  4. BROOKS, R. F., BENNETT, D. C. and SMITH, J. A. (1980). Mammalian cells need two random transitions. Cell 19 493- 504.CrossRefGoogle Scholar
  5. CASTOR, F. A. L. (1980). A G1 rate model accounts for cell-cycle kinetics attributed to 'transition probability.' Nature 287 857- 859.CrossRefGoogle Scholar
  6. COOPER, S. (1982). The continuum model: statistical implications. J. Theoret. Biol. 94 783-800.CrossRefGoogle Scholar
  7. DE GUNST, M. C. M. (1989). A Random Model for Plant Cell Population Growth. CWJ Tract 58. Math. Centrum, Amsterdam.Google Scholar
  8. DE GUNST, M. C. M., HARKES, P. A. A., VAL, J., VAN ZWET, W. R. and LIBBENGA, K. R. (1990). Modelling the growth of a batch culture of plant cells: a corpuscular approach. Enzyme Microb. Techno!. 12 61-71.Google Scholar
  9. DE GUNST, M. C. M. and VAN ZWET, W. R. (1992). A non-Markovian model for cell population growth: speed of convergence and central limit theorem. Stochastic Process. Appl. 41 297-324.Google Scholar
  10. HoEFFDING, W. (1963). Probability inequalities for sums of bounded random variables. J. Amer. Statist. Assoc. 58 13-30.CrossRefMATHMathSciNetGoogle Scholar
  11. KURTZ, T. G. (1982). Representation and approximation of counting processes. In Advances in Filtering and Optimal Stochastic Control Lecture Notes in Control and Inform. Sci. 42 177-191. Springer, New York.Google Scholar
  12. MORRIS, P., SCRAGG, A. H., STAFFORD, A. and FOWLER, M. W., EDS. (1986). Secondary Metabolism in Plant Cell Cultures. Cambridge Univ. Press.Google Scholar
  13. NAGAEV, A. V. and MUKHOMOR, T. P. (1975). A limit distribution of the duration of an epidemic. Theory Probab.
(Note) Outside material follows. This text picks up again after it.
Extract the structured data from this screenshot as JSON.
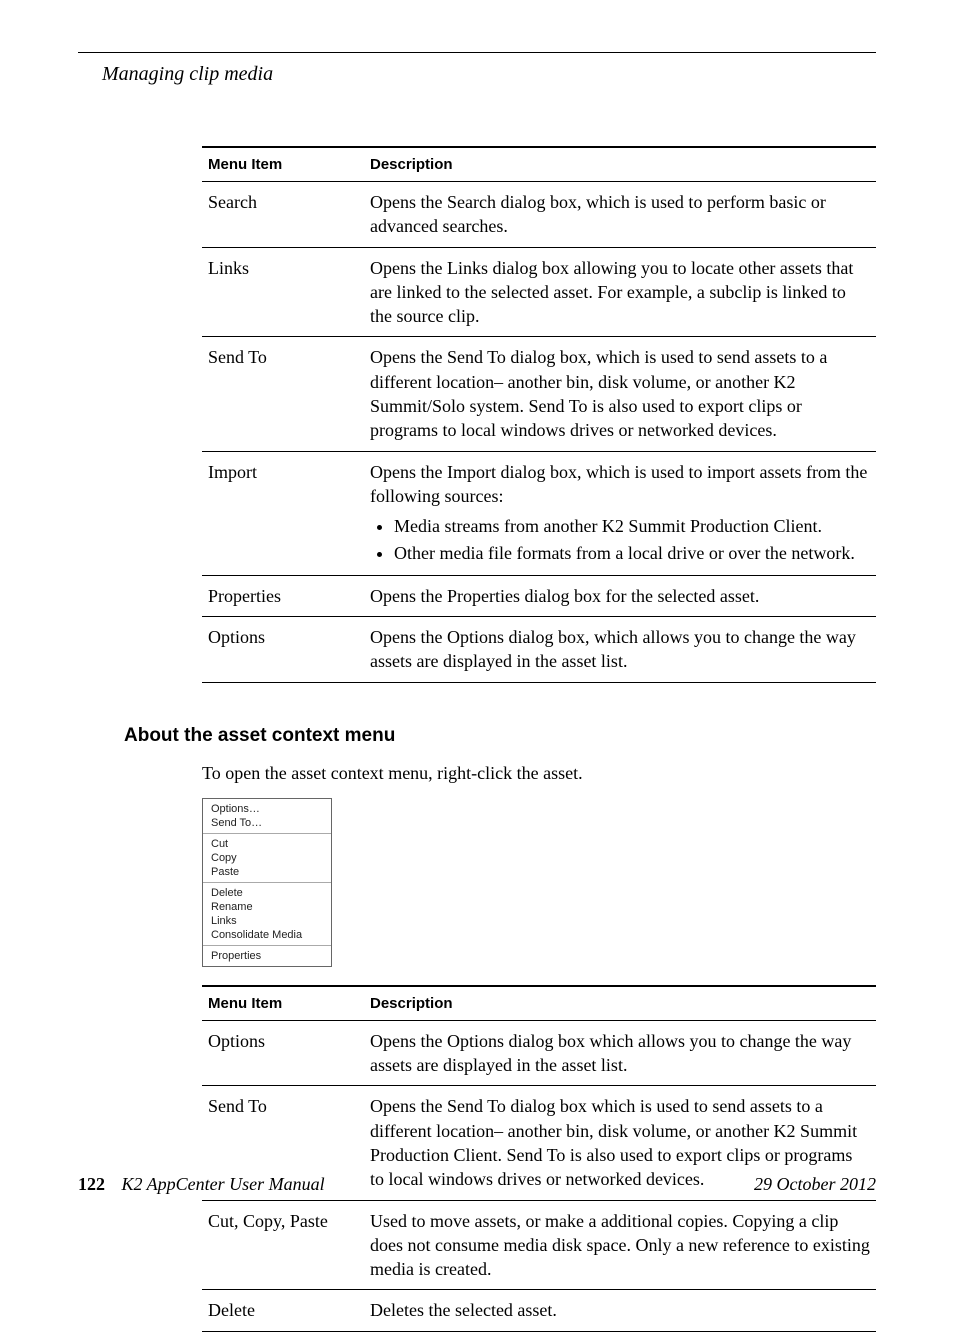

Appl. 20 805- 818.Google Scholar
  14. NELSON, S. and GREEN, P. J. (1981). The random transition mode l of the cell cycle. A critical review. Cancer Chemother. Pharmacal. 6 11-18.Google Scholar
  15. ROELS, J. A. (1983). Energetics and Kinetics in Biotechnology. North-Holland, Amsterdam.Google Scholar
  16. SHIELDS, R. (1977). Transition probability and the origin of variation in the cell cycle. Nature 267 704-707.CrossRefGoogle Scholar
  17. SHORACK, G. R. and WELLNER, J. A. (1986). Empirical Processes with Applications to Statistics. Wiley, New York.Google Scholar
  18. SMITH, J. A. and MARTIN, L. (1973). Do cells cycle? Proc. Nat. Acad. Sci. U.S.A. 70 1263- 1267.Google Scholar
  19. STREET, H. E. (1973). Plant Tissue and Cell Culture. Botanical Monographs 11. Blackwell, Oxford.Google Scholar
  20. TREWAVAS, A. J. (1985). Growth substances, calcium and the regulation of cell division. In The Cell Division Cycle in Plants. (J. A. Bryant and D. Francis, eds.). Cambridge Univ. Press.Google Scholar

Copyright information

© Springer Science+Business Media, LLC 2012

Authors and Affiliations

  • Mathisca C. M. de Gunst
    • 1
    • 2
    • 3
    • 4
    • 5
    • 6
  • Willem R. van Zwet
    • 1
    • 2
    • 3
    • 4
    • 5
    • 6
  1. 1.Free University of AmsterdamAmsterdamThe Netherlands
  2. 2.University of LeidenLeidenThe Netherlands
  3. 3.University of North CarolinaNorth CarolinaUSA
  4. 4.Department of MathematicsFree UniversityAmsterdamThe Netherlands
  5. 5.Department of MathematicsUniversity of LeidenLeidenThe Netherlands
  6. 6.Department of StatisticsUniversity of North CarolinaChapel HillUSA

Personalised recommendations